• ACTION ITEM
The answer must be every line of the records below that contains the word "with".

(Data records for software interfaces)
════
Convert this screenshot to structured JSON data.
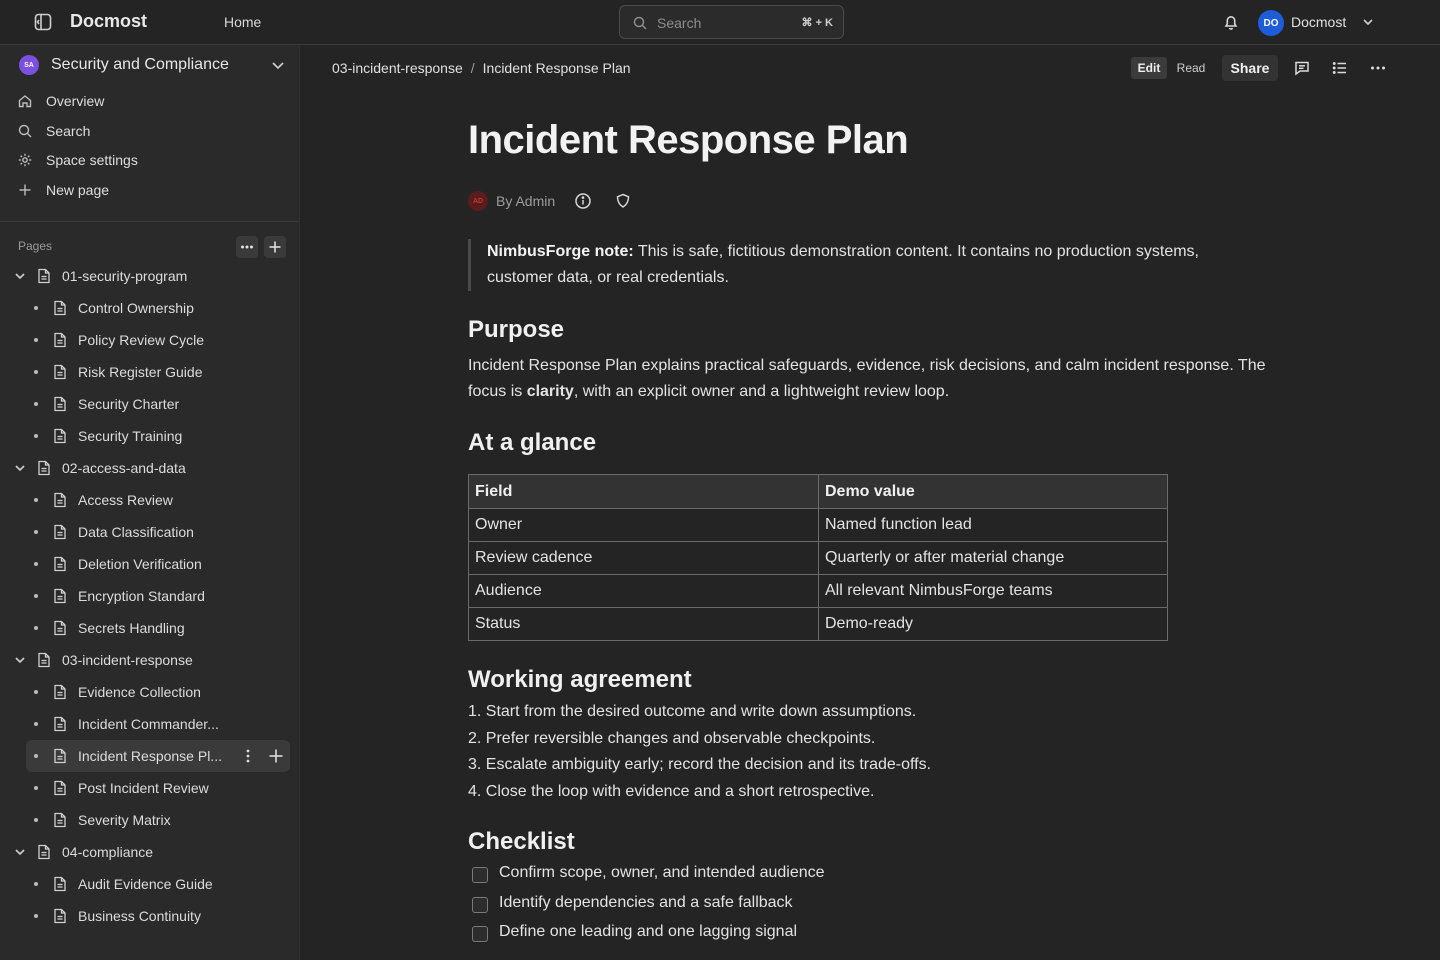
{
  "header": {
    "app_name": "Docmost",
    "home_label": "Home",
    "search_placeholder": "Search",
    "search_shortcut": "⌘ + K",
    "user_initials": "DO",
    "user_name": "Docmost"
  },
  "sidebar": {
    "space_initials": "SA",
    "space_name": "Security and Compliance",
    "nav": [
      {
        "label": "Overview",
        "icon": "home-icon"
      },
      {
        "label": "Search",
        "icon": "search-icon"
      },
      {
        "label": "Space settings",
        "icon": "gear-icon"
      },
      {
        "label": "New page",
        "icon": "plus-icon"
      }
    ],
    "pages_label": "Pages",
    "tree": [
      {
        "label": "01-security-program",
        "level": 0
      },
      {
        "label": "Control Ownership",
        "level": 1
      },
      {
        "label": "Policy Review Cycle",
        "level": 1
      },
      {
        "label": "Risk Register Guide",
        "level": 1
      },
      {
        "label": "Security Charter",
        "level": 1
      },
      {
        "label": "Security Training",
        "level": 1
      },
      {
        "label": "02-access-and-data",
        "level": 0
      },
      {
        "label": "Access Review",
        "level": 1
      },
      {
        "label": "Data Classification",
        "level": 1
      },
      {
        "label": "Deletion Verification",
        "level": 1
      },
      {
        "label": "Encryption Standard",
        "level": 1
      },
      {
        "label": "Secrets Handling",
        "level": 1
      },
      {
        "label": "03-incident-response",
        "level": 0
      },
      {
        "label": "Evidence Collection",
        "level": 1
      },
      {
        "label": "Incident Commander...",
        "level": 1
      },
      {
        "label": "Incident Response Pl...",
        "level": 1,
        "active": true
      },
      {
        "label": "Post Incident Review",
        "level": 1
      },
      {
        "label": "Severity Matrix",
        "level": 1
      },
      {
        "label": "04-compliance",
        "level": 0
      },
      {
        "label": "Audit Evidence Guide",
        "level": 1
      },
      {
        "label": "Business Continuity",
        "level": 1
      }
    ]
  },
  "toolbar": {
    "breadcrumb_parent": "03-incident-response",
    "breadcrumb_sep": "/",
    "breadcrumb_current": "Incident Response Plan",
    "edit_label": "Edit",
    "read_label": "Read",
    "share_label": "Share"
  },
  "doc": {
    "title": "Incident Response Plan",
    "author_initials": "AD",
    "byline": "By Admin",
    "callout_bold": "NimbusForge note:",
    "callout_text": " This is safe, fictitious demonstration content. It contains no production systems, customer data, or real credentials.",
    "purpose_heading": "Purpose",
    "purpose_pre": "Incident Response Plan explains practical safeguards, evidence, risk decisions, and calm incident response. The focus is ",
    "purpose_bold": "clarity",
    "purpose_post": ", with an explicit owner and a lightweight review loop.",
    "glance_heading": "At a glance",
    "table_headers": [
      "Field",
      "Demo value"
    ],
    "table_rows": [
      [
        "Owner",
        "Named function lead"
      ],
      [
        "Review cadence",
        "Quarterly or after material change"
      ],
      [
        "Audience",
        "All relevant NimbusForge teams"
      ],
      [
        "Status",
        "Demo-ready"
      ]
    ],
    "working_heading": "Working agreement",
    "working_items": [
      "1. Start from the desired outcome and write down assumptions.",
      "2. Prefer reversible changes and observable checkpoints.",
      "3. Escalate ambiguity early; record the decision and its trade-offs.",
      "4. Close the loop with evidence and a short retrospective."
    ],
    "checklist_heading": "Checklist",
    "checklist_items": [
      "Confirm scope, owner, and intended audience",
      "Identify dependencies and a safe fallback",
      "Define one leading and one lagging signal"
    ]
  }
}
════
• TASK ANSWER
    "purpose_post": ", with an explicit owner and a lightweight review loop.",
      "4. Close the loop with evidence and a short retrospective."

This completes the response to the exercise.